== TASK ==
When you reproduce the listing, keep every word as it is and drop the pictures.

== DATA SUPPLIED ==
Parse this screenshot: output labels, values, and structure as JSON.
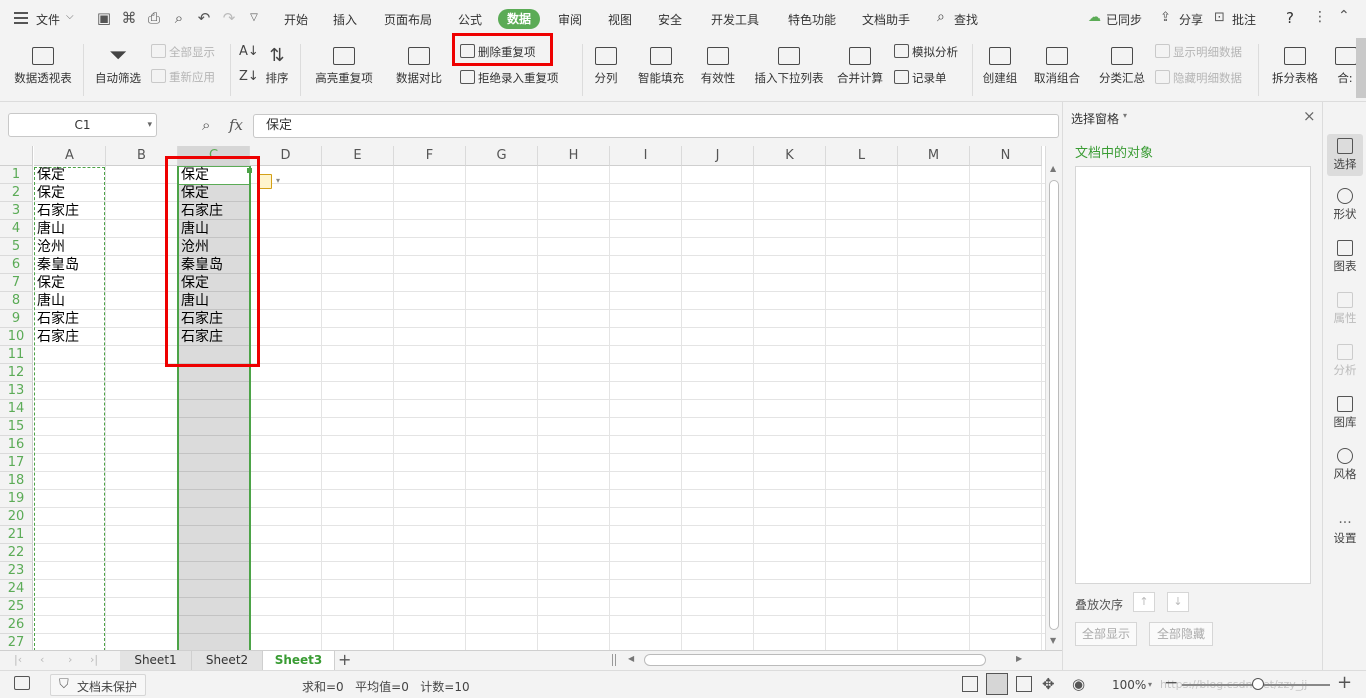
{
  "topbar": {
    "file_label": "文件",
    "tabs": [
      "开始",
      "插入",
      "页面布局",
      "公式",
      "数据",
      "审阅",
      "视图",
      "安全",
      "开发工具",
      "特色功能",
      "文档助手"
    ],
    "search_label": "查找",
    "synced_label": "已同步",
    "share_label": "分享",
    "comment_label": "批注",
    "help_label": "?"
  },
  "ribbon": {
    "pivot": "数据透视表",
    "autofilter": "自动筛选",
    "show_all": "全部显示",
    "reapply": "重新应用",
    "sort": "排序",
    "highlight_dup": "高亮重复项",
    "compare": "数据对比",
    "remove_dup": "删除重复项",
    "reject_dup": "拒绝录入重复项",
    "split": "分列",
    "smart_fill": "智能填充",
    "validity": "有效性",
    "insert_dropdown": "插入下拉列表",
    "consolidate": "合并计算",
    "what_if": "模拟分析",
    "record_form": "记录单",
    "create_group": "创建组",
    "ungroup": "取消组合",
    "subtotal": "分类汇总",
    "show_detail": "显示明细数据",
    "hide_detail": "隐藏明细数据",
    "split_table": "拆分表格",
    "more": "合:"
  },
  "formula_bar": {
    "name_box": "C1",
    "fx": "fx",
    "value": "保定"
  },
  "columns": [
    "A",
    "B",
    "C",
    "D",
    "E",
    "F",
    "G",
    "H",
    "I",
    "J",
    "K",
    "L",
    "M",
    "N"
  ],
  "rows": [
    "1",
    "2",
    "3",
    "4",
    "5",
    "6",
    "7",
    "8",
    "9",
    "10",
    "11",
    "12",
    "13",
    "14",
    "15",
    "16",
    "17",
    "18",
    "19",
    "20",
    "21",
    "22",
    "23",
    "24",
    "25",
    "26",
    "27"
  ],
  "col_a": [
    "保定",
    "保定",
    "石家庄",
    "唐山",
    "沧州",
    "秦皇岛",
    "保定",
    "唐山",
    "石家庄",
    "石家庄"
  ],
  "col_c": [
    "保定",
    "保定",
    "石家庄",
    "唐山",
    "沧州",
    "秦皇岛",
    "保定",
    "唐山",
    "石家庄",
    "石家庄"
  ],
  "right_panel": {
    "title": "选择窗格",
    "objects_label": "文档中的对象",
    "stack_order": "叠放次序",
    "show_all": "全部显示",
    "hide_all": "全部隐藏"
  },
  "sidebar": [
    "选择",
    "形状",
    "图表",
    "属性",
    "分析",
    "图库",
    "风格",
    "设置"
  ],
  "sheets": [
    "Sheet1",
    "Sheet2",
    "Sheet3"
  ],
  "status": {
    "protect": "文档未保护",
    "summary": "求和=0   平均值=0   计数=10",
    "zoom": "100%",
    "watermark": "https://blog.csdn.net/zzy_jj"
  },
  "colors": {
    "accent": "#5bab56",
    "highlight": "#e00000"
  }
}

== RESPONSE TO THIS EXERCISE ==
Parse this screenshot: output labels, values, and structure as JSON.
{
  "topbar": {
    "file_label": "文件",
    "tabs": [
      "开始",
      "插入",
      "页面布局",
      "公式",
      "数据",
      "审阅",
      "视图",
      "安全",
      "开发工具",
      "特色功能",
      "文档助手"
    ],
    "search_label": "查找",
    "synced_label": "已同步",
    "share_label": "分享",
    "comment_label": "批注",
    "help_label": "?"
  },
  "ribbon": {
    "pivot": "数据透视表",
    "autofilter": "自动筛选",
    "show_all": "全部显示",
    "reapply": "重新应用",
    "sort": "排序",
    "highlight_dup": "高亮重复项",
    "compare": "数据对比",
    "remove_dup": "删除重复项",
    "reject_dup": "拒绝录入重复项",
    "split": "分列",
    "smart_fill": "智能填充",
    "validity": "有效性",
    "insert_dropdown": "插入下拉列表",
    "consolidate": "合并计算",
    "what_if": "模拟分析",
    "record_form": "记录单",
    "create_group": "创建组",
    "ungroup": "取消组合",
    "subtotal": "分类汇总",
    "show_detail": "显示明细数据",
    "hide_detail": "隐藏明细数据",
    "split_table": "拆分表格",
    "more": "合:"
  },
  "formula_bar": {
    "name_box": "C1",
    "fx": "fx",
    "value": "保定"
  },
  "columns": [
    "A",
    "B",
    "C",
    "D",
    "E",
    "F",
    "G",
    "H",
    "I",
    "J",
    "K",
    "L",
    "M",
    "N"
  ],
  "rows": [
    "1",
    "2",
    "3",
    "4",
    "5",
    "6",
    "7",
    "8",
    "9",
    "10",
    "11",
    "12",
    "13",
    "14",
    "15",
    "16",
    "17",
    "18",
    "19",
    "20",
    "21",
    "22",
    "23",
    "24",
    "25",
    "26",
    "27"
  ],
  "col_a": [
    "保定",
    "保定",
    "石家庄",
    "唐山",
    "沧州",
    "秦皇岛",
    "保定",
    "唐山",
    "石家庄",
    "石家庄"
  ],
  "col_c": [
    "保定",
    "保定",
    "石家庄",
    "唐山",
    "沧州",
    "秦皇岛",
    "保定",
    "唐山",
    "石家庄",
    "石家庄"
  ],
  "right_panel": {
    "title": "选择窗格",
    "objects_label": "文档中的对象",
    "stack_order": "叠放次序",
    "show_all": "全部显示",
    "hide_all": "全部隐藏"
  },
  "sidebar": [
    "选择",
    "形状",
    "图表",
    "属性",
    "分析",
    "图库",
    "风格",
    "设置"
  ],
  "sheets": [
    "Sheet1",
    "Sheet2",
    "Sheet3"
  ],
  "status": {
    "protect": "文档未保护",
    "summary": "求和=0   平均值=0   计数=10",
    "zoom": "100%",
    "watermark": "https://blog.csdn.net/zzy_jj"
  },
  "colors": {
    "accent": "#5bab56",
    "highlight": "#e00000"
  }
}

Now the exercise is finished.